Fargo, ND – Record-high prices for crops are giving farmers more economic incentive this spring to use chemicals that fight weeds, insects and crop disease.
In the past, the value of the crops saved by pesticides often did not justify the cost of buying and applying them. For many crops, especially wheat, that no longer is the case.
Andrew Thostenson is a pesticide program specialist with the North Dakota State University Extension Service.
His advice for farmers is to recognize that custom applicators might be very busy this year, and to plan ahead. He says farmers also should be wary of questionable chemical application operations.

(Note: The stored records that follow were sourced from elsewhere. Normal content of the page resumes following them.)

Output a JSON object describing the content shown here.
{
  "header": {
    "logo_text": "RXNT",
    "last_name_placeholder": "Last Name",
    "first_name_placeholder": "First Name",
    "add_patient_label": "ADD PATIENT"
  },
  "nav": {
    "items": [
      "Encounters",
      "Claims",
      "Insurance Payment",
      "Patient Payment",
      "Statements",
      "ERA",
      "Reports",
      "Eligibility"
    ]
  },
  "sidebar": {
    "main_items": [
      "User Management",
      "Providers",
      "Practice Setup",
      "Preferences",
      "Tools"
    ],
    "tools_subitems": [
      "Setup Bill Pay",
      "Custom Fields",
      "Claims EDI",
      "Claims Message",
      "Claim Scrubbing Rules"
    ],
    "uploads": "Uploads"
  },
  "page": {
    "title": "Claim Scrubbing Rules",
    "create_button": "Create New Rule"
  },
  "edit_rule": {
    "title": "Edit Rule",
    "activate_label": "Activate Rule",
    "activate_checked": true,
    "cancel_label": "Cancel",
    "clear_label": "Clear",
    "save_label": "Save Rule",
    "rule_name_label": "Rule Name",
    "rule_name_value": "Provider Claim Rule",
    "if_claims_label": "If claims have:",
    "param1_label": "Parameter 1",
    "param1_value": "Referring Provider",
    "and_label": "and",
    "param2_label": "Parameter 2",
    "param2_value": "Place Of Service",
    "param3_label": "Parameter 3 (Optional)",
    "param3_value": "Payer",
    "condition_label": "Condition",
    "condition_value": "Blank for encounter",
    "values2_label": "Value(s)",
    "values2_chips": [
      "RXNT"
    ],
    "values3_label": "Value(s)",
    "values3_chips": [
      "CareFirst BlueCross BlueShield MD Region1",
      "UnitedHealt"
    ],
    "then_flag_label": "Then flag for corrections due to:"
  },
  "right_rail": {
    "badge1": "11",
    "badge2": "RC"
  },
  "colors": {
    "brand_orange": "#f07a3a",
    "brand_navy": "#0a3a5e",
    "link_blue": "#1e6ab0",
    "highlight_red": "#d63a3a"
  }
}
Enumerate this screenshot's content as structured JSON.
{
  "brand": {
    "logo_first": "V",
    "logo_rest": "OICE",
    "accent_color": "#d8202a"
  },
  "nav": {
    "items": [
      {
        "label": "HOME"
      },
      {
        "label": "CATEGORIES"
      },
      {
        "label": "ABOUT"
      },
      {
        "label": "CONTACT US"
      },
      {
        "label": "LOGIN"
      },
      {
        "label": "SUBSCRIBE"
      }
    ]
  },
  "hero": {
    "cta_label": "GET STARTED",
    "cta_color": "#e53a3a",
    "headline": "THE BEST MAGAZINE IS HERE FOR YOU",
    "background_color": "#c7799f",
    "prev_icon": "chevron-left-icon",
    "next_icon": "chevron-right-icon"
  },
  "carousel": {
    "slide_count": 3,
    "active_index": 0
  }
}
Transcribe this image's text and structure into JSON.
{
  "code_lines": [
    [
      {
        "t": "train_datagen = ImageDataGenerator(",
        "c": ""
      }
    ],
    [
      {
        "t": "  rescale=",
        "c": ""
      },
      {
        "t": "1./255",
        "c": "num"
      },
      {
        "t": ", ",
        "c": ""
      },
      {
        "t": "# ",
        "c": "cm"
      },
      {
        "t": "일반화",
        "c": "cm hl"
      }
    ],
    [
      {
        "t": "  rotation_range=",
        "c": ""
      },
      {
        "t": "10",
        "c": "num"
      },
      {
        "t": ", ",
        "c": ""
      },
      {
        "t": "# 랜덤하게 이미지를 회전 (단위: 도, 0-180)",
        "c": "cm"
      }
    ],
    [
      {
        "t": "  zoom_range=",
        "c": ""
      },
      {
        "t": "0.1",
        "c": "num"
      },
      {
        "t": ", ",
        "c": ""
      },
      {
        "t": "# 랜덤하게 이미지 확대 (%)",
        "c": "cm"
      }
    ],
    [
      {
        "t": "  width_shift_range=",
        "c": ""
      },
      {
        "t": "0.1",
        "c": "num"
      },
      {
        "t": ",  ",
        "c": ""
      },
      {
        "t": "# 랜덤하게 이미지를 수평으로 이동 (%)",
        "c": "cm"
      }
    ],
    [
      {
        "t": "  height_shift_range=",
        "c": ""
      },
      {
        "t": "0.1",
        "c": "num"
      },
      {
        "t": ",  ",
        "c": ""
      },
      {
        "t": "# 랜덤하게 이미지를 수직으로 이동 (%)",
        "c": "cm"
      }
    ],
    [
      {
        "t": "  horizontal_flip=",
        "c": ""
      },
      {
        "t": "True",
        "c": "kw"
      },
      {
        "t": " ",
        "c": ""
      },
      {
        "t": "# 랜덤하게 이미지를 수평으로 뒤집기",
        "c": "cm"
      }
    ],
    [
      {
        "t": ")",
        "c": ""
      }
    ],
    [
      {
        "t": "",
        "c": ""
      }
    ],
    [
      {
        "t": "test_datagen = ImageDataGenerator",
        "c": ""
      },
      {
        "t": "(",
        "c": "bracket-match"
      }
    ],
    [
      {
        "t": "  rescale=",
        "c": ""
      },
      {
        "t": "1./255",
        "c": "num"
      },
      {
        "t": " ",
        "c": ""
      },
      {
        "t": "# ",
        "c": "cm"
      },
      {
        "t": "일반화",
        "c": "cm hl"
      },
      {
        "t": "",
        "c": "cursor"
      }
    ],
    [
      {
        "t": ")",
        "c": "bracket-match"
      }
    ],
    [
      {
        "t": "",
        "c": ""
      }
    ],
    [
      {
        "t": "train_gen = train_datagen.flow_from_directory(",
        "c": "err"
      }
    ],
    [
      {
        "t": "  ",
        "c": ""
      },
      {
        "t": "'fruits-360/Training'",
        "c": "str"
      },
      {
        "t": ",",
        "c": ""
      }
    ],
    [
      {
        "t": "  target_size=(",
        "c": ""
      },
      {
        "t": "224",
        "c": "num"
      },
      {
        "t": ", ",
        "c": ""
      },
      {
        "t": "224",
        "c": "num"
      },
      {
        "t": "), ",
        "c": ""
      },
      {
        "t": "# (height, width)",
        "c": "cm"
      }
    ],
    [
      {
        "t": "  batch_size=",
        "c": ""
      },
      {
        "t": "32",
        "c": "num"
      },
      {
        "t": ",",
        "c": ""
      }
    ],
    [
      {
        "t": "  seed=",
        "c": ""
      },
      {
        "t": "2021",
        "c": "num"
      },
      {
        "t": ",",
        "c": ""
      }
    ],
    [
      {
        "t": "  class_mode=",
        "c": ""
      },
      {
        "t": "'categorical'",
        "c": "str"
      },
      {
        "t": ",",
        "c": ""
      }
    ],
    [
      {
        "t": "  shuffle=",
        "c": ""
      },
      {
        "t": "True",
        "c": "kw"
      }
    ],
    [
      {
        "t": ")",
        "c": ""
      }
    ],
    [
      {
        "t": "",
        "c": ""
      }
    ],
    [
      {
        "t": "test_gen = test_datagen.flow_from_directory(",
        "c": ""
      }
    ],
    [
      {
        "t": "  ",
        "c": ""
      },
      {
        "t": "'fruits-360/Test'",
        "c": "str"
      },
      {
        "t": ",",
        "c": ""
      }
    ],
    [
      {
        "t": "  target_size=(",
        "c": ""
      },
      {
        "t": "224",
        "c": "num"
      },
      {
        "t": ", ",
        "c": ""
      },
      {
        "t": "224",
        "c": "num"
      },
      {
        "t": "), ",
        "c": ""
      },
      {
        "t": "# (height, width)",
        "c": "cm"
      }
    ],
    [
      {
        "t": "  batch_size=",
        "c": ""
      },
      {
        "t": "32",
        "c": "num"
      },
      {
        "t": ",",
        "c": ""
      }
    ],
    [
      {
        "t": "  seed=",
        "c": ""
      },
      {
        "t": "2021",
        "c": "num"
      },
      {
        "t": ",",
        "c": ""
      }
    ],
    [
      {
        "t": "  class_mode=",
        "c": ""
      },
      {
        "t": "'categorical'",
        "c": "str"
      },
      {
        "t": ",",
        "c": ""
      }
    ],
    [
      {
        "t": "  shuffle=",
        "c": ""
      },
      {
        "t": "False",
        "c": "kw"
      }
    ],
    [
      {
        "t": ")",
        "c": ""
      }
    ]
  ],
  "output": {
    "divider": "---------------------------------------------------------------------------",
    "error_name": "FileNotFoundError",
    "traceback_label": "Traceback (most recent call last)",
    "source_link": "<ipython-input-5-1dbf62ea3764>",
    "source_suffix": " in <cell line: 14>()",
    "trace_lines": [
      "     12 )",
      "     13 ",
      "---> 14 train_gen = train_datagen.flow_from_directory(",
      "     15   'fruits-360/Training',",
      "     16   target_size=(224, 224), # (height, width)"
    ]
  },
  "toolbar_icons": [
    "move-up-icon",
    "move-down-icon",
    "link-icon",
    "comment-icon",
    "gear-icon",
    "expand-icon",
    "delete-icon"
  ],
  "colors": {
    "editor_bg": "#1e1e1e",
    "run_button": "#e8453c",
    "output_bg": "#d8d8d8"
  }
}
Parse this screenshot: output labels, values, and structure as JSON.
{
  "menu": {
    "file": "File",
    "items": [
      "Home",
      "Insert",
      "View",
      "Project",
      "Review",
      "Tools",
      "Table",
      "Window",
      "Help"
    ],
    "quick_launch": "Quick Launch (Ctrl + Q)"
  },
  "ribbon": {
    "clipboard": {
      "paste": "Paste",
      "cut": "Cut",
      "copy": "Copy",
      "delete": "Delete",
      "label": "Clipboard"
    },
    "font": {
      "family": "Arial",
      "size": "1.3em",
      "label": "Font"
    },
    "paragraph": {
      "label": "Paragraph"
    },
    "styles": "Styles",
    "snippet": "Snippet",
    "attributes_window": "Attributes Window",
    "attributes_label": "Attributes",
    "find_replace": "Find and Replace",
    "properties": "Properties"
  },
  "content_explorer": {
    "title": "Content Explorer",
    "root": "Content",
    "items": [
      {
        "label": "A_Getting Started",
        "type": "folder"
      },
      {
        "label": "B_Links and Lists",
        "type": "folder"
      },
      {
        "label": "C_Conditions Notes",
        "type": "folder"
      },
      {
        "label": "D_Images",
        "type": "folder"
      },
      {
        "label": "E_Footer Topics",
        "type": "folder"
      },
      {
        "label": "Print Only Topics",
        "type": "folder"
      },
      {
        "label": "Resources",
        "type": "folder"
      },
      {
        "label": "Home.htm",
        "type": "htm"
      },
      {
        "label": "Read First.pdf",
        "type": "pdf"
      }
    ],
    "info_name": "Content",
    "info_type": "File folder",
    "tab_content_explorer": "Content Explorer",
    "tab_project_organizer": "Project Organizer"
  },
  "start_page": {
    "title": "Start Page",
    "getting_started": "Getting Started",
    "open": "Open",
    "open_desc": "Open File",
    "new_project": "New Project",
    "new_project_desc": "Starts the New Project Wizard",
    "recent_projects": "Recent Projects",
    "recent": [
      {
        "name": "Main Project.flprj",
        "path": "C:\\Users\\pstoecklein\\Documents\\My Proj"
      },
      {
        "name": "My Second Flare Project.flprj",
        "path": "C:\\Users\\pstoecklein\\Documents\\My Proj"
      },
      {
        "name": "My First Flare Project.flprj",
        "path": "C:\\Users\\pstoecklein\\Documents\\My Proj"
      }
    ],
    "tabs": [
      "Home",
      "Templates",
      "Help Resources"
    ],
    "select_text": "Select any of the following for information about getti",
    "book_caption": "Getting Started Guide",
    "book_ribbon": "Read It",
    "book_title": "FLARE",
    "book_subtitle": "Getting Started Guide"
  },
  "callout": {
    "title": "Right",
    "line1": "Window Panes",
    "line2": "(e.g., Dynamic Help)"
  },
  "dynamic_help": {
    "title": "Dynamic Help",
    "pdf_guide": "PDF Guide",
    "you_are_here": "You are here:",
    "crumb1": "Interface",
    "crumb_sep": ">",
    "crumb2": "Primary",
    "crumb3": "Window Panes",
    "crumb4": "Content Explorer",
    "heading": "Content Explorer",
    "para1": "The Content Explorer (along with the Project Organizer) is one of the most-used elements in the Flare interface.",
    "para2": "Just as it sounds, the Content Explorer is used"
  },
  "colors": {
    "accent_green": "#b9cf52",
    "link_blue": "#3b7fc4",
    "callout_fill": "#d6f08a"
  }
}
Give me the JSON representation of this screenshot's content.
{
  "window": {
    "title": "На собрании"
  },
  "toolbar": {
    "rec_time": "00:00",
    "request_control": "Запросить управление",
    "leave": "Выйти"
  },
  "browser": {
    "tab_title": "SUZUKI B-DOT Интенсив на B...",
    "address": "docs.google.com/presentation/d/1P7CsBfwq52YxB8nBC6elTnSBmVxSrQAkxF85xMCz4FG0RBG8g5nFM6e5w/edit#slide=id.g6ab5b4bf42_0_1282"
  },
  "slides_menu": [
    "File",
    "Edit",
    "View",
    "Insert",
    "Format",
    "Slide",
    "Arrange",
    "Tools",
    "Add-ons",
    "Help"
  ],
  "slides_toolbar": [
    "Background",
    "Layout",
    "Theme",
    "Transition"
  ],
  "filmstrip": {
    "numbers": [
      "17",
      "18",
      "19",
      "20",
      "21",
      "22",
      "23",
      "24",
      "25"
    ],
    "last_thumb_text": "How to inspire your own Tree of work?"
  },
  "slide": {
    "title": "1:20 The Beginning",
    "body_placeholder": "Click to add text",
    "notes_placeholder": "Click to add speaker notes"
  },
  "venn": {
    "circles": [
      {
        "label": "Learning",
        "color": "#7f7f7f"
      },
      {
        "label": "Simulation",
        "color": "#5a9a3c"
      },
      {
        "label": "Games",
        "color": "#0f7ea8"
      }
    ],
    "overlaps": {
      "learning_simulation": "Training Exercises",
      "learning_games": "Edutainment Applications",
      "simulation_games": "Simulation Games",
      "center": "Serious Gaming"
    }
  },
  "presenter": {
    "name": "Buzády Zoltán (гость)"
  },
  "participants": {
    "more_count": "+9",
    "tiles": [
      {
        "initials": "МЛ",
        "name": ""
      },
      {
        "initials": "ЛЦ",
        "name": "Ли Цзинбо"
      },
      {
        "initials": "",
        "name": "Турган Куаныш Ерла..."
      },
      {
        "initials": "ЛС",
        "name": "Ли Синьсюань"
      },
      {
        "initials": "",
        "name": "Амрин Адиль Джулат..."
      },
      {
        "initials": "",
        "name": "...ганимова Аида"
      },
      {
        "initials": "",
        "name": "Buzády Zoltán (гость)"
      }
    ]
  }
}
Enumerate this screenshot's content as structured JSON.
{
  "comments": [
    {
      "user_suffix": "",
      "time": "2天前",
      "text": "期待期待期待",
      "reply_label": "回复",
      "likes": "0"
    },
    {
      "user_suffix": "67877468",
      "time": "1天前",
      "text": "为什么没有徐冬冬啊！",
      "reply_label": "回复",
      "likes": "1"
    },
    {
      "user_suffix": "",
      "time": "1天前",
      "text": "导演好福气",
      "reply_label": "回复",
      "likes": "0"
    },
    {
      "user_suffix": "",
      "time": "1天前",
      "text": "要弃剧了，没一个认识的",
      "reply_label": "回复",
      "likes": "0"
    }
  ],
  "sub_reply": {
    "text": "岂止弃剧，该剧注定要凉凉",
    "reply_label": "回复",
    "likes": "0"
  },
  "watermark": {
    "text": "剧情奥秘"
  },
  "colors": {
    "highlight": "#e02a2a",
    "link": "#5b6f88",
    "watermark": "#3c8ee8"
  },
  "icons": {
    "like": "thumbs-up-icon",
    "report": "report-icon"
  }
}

Thostenson says applicators should be careful not to promise too much to potential customers, and should consider turning down jobs that involve too much risk or give people unrealistic expectations.